  9. 9.0 9.1 9.2 Mauri Pelto (6 October 3013). "Inter Glacier Retreat-Demise, Mount Rainier Washington". Mount Rainier, Washington USA: American Geophysical Union. Retrieved 2016-02-17. Check date values in: |date= (help)
  10. Lee Siebert (13 March 2015). "Global Volcanism Program Rainier". Washington DC USA: Smithsonian Institution. Retrieved 2015-03-13.
  11. Lyn Topinka (1983). "Global Volcanism Program Rainier". Washington, DC USA: Smithsonian Institution. Retrieved 2015-03-13.
  12. Lee Siebert (1969). "Global Volcanism Program Rainier". Washington, DC USA: Smithsonian Institution. Retrieved 2015-03-13.
  13. Lee Siebert (1985). "Global Volcanism Program Rainier". Washington, DC USA: Smithsonian Institution. Retrieved 2015-03-13.
  14. Walter Siegmund (8 August 2002). "File:WinthropGlacier06.jpg, In: Wikimedia Commons". San Francisco, California: Wikimedia Foundation, Inc. Retrieved 2015-03-14.
  15. 15.0 15.1 15.2 15.3 D.R. Crandell, R.S. Fiske, C.A. Hopson, and A.C. Waters, National Park Service/USGS (15 August 2007). "Mount Rainier National Park Geologic History". Washington, DC USA: National Park Service. Retrieved 2015-03-14.CS1 maint: Multiple names: authors list (link)
  16. "crater, In: Wiktionary". San Francisco, California: Wikimedia Foundation, Inc. October 16, 2012. Retrieved 2013-02-15.
  17. Walter Siegmund (12 November 2012). "File:Mount Rainier 5917s.JPG, In: Wikimedia Commons". San Francisco, California: Wikimedia Foundation, Inc. Retrieved 2015-03-11.
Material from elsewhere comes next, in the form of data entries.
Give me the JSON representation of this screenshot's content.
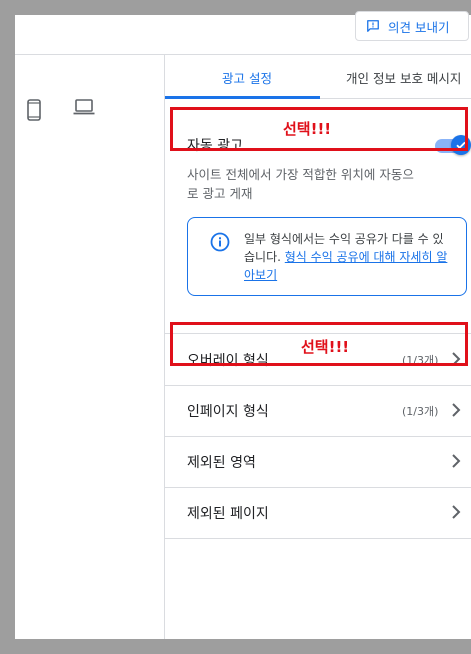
{
  "header": {
    "feedback_button": "의견 보내기"
  },
  "device_icons": [
    "mobile-icon",
    "laptop-icon"
  ],
  "tabs": [
    {
      "label": "광고 설정",
      "active": true
    },
    {
      "label": "개인 정보 보호 메시지",
      "active": false
    }
  ],
  "auto_ads": {
    "title": "자동 광고",
    "enabled": true,
    "description": "사이트 전체에서 가장 적합한 위치에 자동으로 광고 게재",
    "info_text": "일부 형식에서는 수익 공유가 다를 수 있습니다.",
    "info_link": "형식 수익 공유에 대해 자세히 알아보기"
  },
  "menu_items": [
    {
      "label": "오버레이 형식",
      "count": "(1/3개)"
    },
    {
      "label": "인페이지 형식",
      "count": "(1/3개)"
    },
    {
      "label": "제외된 영역",
      "count": ""
    },
    {
      "label": "제외된 페이지",
      "count": ""
    }
  ],
  "annotations": {
    "auto_ads_note": "선택!!!",
    "overlay_note": "선택!!!"
  },
  "colors": {
    "accent": "#1a73e8",
    "annotation": "#e0101a",
    "backdrop": "#9e9e9e"
  }
}
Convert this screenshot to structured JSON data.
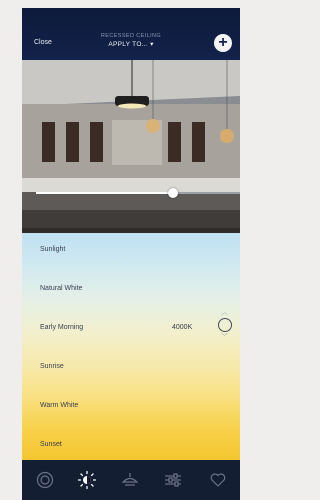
{
  "header": {
    "close_label": "Close",
    "subtitle": "RECESSED CEILING",
    "apply_label": "APPLY TO... ▾",
    "add_icon": "plus-icon"
  },
  "brightness": {
    "level": 0.67
  },
  "presets": [
    {
      "label": "Sunlight"
    },
    {
      "label": "Natural White"
    },
    {
      "label": "Early Morning"
    },
    {
      "label": "Sunrise"
    },
    {
      "label": "Warm White"
    },
    {
      "label": "Sunset"
    }
  ],
  "selected_preset": {
    "cct_label": "4000K",
    "up_icon": "chevron-up-icon",
    "down_icon": "chevron-down-icon"
  },
  "tabs": [
    {
      "icon": "circle-target-icon",
      "active": false
    },
    {
      "icon": "sun-dimmer-icon",
      "active": true
    },
    {
      "icon": "lamp-icon",
      "active": false
    },
    {
      "icon": "sliders-icon",
      "active": false
    },
    {
      "icon": "heart-icon",
      "active": false
    }
  ],
  "colors": {
    "header": "#13224a",
    "tabbar": "#141e33",
    "gradient_top": "#bfe1f2",
    "gradient_bottom": "#f4c62f"
  }
}
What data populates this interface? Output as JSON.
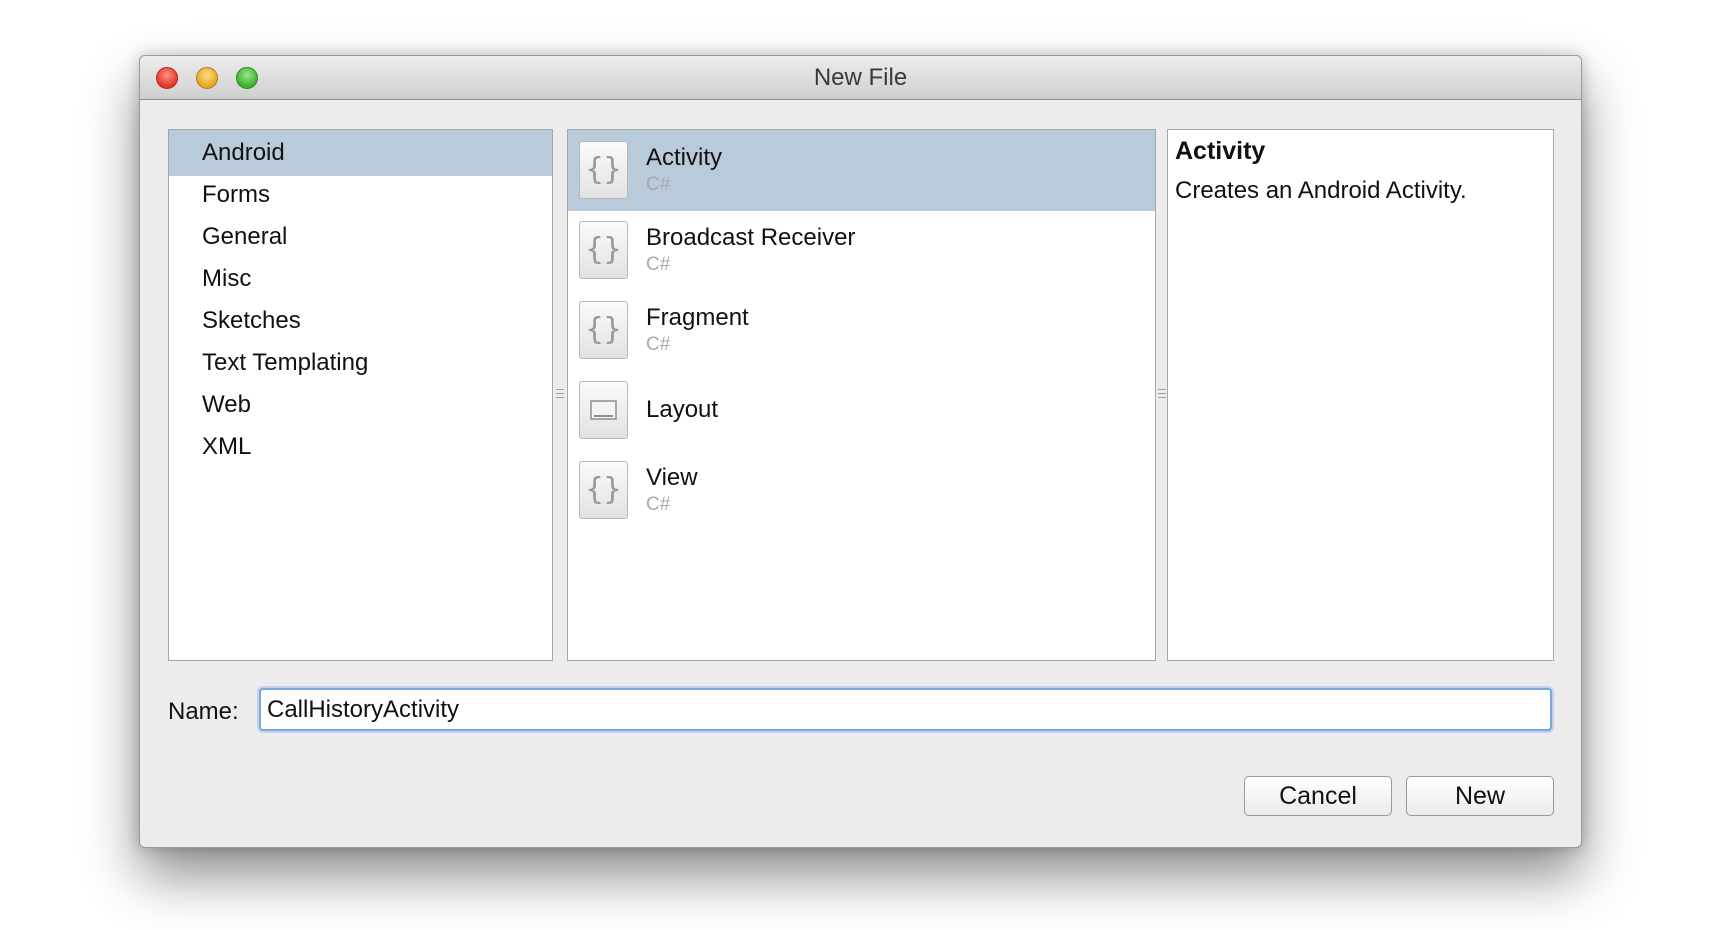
{
  "window": {
    "title": "New File"
  },
  "categories": [
    {
      "label": "Android",
      "selected": true
    },
    {
      "label": "Forms",
      "selected": false
    },
    {
      "label": "General",
      "selected": false
    },
    {
      "label": "Misc",
      "selected": false
    },
    {
      "label": "Sketches",
      "selected": false
    },
    {
      "label": "Text Templating",
      "selected": false
    },
    {
      "label": "Web",
      "selected": false
    },
    {
      "label": "XML",
      "selected": false
    }
  ],
  "templates": [
    {
      "name": "Activity",
      "language": "C#",
      "icon": "code-braces-icon",
      "selected": true
    },
    {
      "name": "Broadcast Receiver",
      "language": "C#",
      "icon": "code-braces-icon",
      "selected": false
    },
    {
      "name": "Fragment",
      "language": "C#",
      "icon": "code-braces-icon",
      "selected": false
    },
    {
      "name": "Layout",
      "language": "",
      "icon": "layout-icon",
      "selected": false
    },
    {
      "name": "View",
      "language": "C#",
      "icon": "code-braces-icon",
      "selected": false
    }
  ],
  "description": {
    "title": "Activity",
    "text": "Creates an Android Activity."
  },
  "name_field": {
    "label": "Name:",
    "value": "CallHistoryActivity"
  },
  "buttons": {
    "cancel": "Cancel",
    "new": "New"
  },
  "colors": {
    "selection": "#b9cbdb",
    "focus_ring": "#7aa7e0",
    "close": "#e0362c",
    "minimize": "#e6a420",
    "zoom": "#3eae2e"
  }
}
  18. Lee Siebert (1982). "Global Volcanism Program Rainier". Washington, DC USA: Smithsonian Institution. Retrieved 2015-03-13.
  19. 19.0 19.1 19.2 19.3 19.4 19.5 19.6 19.7 19.8 19.9 Cascades Volcano Observatory, USGS (10 November 2014). "Holocene, or Post-Glacial, Eruptions of Mount Rainier". Reston, Virginia USA: USGS. Retrieved 2016-02-17.

External links[edit]

{{Geology resources}}